There are two schools of thought when it comes to code coverage: those who think it is a useless metric and those who think the opposite (OK, I’m a bit exaggerating, there are people in the middle…).
I belong to the second “school”: I have always thought, intuitively, that patches without tests are more likely to cause postrelease regressions, and so having test coverage decreases risk.
A few days ago, I set out to confirm this intuition, and I found this interesting study: Code Coverage and Postrelease Defects: A Large-Scale Study on Open Source Projects.
The authors showed (on projects that are very different from Firefox, but still…) that there was no correlation between project coverage and the amount of bugs that are introduced in the project and, more importantly, there was no correlation between file coverage and the amount of bugs that are introduced in the file.
File coverage vs Patch coverage
So, it seemed to show coverage is not a good predictor at all. I thought though: we are not as interested in existing bugs as we are interested in not introducing new ones.
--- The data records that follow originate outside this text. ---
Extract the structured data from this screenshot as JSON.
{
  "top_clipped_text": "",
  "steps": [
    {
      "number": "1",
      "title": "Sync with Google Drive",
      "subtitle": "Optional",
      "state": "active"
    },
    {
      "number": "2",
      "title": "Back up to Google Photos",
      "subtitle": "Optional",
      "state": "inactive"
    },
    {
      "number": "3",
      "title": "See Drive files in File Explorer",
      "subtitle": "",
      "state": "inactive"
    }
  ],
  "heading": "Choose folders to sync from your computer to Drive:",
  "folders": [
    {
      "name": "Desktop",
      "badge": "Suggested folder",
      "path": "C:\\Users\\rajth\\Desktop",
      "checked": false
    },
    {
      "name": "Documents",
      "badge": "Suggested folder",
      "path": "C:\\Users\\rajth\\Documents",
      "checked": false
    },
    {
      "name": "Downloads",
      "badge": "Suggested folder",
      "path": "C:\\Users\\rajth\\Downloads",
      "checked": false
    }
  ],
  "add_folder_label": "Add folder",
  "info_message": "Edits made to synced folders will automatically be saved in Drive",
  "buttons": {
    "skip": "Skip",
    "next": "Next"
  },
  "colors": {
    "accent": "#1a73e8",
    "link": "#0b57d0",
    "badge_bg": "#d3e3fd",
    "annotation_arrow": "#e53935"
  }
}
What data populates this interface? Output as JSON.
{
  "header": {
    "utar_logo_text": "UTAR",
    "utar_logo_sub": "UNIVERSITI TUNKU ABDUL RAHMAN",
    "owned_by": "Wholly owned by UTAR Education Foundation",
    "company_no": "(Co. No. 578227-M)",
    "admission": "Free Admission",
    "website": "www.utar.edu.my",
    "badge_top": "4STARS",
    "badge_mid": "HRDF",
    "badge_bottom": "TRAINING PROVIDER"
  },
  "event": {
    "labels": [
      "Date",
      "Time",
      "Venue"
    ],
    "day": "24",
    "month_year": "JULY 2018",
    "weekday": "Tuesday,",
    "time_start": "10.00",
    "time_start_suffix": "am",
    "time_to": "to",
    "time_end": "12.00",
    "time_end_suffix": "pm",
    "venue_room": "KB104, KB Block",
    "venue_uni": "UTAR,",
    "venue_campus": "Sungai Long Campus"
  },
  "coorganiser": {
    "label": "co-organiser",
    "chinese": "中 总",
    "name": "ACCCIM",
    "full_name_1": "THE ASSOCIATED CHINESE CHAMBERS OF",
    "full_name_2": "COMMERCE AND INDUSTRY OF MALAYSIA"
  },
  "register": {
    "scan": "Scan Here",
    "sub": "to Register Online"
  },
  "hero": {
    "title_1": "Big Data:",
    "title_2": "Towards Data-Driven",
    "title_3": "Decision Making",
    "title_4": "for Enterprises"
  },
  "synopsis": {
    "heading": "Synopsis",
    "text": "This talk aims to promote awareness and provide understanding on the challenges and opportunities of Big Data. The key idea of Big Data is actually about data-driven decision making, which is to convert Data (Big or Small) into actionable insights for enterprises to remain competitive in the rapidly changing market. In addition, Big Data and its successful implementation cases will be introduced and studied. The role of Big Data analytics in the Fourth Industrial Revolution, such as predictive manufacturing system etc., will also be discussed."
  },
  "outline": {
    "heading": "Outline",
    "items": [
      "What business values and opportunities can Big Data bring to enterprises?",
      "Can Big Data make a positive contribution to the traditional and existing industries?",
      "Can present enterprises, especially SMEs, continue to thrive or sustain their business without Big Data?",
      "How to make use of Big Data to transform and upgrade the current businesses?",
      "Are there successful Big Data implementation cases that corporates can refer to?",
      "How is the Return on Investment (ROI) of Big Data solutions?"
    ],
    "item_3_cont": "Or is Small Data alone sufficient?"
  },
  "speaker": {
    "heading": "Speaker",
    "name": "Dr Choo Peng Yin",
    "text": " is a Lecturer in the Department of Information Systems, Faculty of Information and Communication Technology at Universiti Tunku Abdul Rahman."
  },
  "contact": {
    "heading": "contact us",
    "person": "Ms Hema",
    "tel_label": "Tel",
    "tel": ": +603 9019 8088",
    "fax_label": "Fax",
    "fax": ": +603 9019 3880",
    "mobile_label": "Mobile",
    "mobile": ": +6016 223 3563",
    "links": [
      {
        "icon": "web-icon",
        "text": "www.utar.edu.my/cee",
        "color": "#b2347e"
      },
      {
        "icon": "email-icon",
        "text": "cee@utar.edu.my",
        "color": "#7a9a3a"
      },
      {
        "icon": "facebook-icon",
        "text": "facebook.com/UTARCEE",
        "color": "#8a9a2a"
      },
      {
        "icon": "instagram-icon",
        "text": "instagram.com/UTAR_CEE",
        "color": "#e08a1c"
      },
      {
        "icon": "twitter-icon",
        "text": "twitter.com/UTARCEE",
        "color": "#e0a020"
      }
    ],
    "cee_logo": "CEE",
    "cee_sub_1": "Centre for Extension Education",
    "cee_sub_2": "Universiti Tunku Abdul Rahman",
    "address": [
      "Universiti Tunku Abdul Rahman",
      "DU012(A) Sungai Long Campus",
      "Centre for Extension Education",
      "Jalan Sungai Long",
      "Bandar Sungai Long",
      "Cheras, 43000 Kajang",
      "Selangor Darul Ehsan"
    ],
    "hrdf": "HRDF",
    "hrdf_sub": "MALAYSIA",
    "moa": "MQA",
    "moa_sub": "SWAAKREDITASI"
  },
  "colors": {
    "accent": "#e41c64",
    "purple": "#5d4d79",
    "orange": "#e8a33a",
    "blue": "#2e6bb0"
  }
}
The study showed a file with high coverage has a similar possibility of having bugs than a file with low coverage, but… What happens if we look at things at the patch level?
Maybe those files are covered just incidentally (because their functions are called while running tests for other related files), but the tests were not specifically designed for them.
Maybe the tests were written hastily when those files got introduced, and so they are already full of bugs.
What about if we look instead at whether there is a correlation between patch coverage and the number of regressions that are introduced by those patches?
Of course, correlation is not causation, but we can at least make the case that, when new code is not automatically tested, we should be more careful and review it in more detail, or increase manual testing, or delay it to a new release to get more beta testing.
Over the past few years, we have been collecting coverage data about Firefox patches.
This means that we excluded the portions of the patches that touch Mac-specific code, Python code, etc., from the analysis.
I collected the data using bugbug and set out to explore it. I got 10938 clean patches, and 2212 buggy ones.
Box plots of bug-introducing vs clean patch code coverage
First, I plotted the data using a box plot:
It doesn’t tell me much. The median is higher in the case of “clean” patches though (~92% vs ~87%).
Scatter plot of lines added/covered by bug-introducing vs clean patches
Then, I plotted a scatter plot with “added lines” as the x-axis, “covered lines” as the y-axis, and color being “clean” or “buggy”. What I expected to find: more “clean” patches than “buggy” ones close to the line
f(added) = covered (that is, covered == added).
There are a lot of outliers, so let’s zoom in a bit:
It seems to partly match what I expected, but… hard to tell really.
Distributions of bug-introducing vs clean patch coverage
Next step, plotting two empirical distribution functions for the two distributions. These functions show the proportion of patches, in the two distributions, at or above a given level of coverage (e.g. for the distribution of “clean patches”, when x is 0.8, y is 0.4, which means that 80% of clean patches have more than 40% coverage):
Now, we can clearly see that while 45% of clean patches have 100% coverage, only around 25% of buggy patches have 100% coverage. The proportion of patches that is between 100% and 80% coverage is similar, but non-buggy patches more often present higher coverage than buggy ones. There are no meaningful differences for 40% of the patches (from 0.6 to 1.0 in the chart above).
What I learned
To summarize, we can see that there is a correlation between coverage and bug proneness. In particular, fully covered patches more rarely cause post-release bugs. Of course, correlation does not mean causation. We can’t tell for sure that writing tests for new code changes will reduce the riskiness of those changes, but we can definitely say that we can increase our attention level when changes are not covered by tests.